§ DATA
================

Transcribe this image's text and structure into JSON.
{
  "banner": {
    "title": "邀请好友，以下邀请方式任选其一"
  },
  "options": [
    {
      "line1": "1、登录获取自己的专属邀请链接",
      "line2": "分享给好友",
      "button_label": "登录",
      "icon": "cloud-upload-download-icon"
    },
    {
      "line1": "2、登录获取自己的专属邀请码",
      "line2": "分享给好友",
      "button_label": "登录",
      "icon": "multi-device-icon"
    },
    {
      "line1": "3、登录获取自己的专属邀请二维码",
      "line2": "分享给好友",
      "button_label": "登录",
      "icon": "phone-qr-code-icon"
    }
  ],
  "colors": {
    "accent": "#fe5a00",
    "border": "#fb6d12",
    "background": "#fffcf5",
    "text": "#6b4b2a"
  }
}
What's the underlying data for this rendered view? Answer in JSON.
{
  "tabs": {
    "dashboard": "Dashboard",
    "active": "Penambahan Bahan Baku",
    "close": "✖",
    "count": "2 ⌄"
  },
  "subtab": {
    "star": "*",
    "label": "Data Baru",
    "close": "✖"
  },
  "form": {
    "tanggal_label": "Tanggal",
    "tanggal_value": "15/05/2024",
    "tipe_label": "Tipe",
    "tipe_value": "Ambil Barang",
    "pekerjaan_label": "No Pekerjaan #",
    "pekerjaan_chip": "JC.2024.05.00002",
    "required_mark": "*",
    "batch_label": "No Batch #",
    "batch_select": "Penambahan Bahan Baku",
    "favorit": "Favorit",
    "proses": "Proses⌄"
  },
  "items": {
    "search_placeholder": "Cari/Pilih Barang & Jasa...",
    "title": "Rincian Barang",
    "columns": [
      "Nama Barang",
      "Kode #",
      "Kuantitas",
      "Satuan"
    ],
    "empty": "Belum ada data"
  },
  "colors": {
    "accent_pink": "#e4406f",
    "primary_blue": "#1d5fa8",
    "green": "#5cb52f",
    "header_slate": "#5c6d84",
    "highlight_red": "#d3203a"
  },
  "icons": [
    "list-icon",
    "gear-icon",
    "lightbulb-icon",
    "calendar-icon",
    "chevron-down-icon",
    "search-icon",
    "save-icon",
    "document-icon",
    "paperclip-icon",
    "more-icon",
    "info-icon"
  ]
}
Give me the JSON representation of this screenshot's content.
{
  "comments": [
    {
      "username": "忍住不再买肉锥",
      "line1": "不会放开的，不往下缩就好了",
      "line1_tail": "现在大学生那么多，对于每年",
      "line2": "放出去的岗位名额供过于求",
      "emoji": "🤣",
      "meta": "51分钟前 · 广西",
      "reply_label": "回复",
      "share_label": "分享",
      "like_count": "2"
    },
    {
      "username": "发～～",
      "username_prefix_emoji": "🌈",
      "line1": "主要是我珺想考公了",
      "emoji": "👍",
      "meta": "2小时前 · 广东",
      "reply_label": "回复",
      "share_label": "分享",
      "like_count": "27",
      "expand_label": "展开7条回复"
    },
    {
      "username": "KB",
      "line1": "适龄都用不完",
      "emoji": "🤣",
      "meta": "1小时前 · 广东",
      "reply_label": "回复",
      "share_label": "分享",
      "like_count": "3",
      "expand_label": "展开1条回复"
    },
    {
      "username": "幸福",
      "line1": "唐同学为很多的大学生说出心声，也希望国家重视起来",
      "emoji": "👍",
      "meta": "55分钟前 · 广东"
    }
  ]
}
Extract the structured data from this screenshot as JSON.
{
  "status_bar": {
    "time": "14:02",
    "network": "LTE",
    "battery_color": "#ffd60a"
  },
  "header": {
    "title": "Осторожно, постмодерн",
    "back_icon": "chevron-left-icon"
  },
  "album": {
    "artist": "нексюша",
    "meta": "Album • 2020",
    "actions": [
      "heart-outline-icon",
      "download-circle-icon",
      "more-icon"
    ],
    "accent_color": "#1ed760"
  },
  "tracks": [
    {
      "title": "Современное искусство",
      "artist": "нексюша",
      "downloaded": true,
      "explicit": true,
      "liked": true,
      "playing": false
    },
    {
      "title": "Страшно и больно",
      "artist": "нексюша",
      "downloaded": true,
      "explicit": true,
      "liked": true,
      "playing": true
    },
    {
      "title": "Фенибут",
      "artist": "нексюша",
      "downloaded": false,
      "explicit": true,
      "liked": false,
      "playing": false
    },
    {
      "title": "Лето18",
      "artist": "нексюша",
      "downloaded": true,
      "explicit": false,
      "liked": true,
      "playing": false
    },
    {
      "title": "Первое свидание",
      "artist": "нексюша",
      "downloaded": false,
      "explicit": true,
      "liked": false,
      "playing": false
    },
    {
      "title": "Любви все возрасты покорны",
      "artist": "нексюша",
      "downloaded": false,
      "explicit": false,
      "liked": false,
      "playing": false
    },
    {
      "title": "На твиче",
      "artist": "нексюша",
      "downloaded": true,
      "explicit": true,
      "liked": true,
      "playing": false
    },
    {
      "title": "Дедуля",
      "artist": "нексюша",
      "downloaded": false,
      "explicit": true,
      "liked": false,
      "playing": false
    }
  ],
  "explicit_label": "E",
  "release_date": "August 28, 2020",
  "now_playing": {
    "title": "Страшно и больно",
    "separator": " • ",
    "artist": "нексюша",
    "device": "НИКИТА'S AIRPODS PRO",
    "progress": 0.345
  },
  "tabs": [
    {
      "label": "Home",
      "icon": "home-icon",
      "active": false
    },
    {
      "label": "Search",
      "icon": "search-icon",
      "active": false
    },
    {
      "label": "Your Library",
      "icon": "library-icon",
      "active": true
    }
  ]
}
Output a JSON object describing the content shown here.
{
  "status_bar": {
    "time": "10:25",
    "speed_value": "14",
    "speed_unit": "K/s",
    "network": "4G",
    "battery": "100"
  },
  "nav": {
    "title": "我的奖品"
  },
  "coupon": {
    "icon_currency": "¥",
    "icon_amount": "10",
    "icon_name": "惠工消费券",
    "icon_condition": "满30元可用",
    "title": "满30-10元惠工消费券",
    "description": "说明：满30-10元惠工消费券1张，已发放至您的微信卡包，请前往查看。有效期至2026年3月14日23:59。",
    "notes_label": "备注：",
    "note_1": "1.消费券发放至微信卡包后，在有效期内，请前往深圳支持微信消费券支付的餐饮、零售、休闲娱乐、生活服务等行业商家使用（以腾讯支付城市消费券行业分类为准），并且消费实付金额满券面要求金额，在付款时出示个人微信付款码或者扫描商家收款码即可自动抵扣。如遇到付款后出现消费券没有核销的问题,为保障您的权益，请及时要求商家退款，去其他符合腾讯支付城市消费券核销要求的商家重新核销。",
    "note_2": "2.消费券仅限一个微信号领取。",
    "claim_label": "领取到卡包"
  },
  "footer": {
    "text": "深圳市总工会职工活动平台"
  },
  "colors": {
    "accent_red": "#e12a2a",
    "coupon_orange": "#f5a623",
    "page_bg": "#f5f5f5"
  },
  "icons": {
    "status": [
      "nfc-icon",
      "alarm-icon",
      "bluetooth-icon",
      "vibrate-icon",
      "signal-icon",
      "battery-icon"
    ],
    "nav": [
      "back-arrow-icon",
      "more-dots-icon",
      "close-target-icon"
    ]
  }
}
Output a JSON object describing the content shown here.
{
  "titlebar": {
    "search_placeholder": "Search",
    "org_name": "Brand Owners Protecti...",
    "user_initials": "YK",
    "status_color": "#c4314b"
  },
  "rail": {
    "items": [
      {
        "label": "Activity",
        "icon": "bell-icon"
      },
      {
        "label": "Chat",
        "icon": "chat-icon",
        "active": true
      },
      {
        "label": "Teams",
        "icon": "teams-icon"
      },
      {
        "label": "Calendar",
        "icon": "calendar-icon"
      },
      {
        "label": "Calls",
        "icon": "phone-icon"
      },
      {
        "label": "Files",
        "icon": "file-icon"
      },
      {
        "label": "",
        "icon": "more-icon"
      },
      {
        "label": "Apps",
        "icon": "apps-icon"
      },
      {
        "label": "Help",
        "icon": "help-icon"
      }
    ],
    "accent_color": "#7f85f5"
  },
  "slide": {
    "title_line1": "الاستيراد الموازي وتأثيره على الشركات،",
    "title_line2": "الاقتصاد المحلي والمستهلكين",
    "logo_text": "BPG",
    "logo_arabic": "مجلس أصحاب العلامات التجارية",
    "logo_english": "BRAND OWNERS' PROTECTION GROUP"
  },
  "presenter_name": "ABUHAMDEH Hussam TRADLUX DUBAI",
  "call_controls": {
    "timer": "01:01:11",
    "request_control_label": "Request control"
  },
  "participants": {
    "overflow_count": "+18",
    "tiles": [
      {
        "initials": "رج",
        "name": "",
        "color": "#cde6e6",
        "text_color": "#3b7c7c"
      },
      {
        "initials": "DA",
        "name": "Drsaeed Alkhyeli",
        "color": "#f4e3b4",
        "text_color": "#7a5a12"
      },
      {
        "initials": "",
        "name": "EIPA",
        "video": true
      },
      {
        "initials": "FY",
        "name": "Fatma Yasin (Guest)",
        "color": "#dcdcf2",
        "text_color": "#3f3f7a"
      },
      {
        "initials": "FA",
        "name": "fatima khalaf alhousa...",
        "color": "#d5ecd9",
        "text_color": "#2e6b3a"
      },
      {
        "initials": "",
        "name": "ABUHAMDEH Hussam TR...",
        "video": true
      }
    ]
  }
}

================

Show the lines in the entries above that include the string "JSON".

Transcribe this image's text and structure into JSON.
What's the underlying data for this rendered view? Answer in JSON.
Give me the JSON representation of this screenshot's content.
Extract the structured data from this screenshot as JSON.
Output a JSON object describing the content shown here.
Output a JSON object describing the content shown here.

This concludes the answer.